--- Provided material Enclosed Below ---

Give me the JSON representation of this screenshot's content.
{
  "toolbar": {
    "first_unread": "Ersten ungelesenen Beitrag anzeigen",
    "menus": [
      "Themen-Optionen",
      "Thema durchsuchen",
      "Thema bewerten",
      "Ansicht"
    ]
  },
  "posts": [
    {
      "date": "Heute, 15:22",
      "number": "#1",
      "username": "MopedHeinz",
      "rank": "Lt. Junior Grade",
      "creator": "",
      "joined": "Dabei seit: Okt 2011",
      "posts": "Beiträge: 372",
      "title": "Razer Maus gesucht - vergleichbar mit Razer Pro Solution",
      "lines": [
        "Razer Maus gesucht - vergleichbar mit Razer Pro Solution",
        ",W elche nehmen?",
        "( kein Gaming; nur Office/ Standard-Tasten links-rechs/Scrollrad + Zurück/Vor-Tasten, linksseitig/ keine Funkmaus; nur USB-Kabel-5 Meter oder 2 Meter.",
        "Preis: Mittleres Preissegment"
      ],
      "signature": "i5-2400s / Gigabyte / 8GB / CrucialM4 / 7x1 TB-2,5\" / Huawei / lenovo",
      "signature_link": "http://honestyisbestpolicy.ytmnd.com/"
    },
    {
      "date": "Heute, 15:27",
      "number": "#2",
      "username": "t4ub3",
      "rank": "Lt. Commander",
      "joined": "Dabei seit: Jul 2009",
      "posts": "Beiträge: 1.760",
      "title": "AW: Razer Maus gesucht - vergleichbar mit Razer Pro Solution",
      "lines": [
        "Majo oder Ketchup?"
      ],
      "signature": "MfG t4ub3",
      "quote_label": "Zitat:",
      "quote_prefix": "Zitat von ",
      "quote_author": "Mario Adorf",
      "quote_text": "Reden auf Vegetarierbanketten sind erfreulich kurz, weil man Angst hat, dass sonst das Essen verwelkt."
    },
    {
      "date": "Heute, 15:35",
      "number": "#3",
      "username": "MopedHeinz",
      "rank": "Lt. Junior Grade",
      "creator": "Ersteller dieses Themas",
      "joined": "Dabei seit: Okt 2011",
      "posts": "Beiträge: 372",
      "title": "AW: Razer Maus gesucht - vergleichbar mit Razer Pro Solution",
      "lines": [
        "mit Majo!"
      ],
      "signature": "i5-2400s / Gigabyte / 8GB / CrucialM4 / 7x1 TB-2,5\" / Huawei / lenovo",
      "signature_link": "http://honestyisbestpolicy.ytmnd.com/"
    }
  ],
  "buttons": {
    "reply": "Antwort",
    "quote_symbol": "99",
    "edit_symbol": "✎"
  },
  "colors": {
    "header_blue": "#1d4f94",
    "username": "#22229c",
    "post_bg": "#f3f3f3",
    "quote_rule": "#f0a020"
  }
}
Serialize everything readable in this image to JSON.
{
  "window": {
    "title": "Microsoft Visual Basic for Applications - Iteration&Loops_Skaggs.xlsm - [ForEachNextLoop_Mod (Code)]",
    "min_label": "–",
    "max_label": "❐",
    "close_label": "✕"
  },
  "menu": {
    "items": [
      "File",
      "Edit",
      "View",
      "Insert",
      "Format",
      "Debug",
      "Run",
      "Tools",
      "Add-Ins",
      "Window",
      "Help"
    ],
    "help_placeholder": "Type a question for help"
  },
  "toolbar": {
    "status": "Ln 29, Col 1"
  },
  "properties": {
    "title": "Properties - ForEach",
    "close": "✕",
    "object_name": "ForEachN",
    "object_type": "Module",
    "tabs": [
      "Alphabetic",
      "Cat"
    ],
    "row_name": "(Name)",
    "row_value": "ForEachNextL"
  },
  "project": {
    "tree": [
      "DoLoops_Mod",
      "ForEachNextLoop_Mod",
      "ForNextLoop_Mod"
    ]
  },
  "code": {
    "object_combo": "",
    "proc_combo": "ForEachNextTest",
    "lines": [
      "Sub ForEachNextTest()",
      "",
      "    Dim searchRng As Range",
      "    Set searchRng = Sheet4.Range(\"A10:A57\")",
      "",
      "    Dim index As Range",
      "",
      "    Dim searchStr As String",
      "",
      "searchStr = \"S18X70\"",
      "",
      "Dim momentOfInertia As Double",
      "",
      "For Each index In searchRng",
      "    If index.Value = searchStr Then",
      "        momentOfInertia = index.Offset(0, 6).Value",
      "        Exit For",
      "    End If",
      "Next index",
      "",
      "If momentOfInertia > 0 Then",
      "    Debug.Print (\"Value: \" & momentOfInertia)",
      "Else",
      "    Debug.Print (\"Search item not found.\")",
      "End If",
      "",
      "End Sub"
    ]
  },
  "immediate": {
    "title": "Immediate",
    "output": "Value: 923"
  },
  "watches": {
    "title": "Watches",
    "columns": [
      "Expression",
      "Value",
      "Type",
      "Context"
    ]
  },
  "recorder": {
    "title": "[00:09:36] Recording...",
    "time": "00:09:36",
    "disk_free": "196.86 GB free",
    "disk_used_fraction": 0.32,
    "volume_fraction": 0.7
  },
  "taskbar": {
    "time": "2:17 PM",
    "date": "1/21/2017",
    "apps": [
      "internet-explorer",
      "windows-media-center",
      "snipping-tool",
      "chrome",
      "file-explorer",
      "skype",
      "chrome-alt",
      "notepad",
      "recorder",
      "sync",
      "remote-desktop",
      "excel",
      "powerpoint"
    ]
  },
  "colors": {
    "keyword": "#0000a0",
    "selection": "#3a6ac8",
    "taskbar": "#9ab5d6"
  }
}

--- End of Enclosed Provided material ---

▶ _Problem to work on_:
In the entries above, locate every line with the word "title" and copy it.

▶ _Solved exercise_:
      "title": "Razer Maus gesucht - vergleichbar mit Razer Pro Solution",
      "title": "AW: Razer Maus gesucht - vergleichbar mit Razer Pro Solution",
      "title": "AW: Razer Maus gesucht - vergleichbar mit Razer Pro Solution",
    "title": "Microsoft Visual Basic for Applications - Iteration&Loops_Skaggs.xlsm - [ForEachNextLoop_Mod (Code)]",
    "title": "Properties - ForEach",
    "title": "Immediate",
    "title": "Watches",
    "title": "[00:09:36] Recording...",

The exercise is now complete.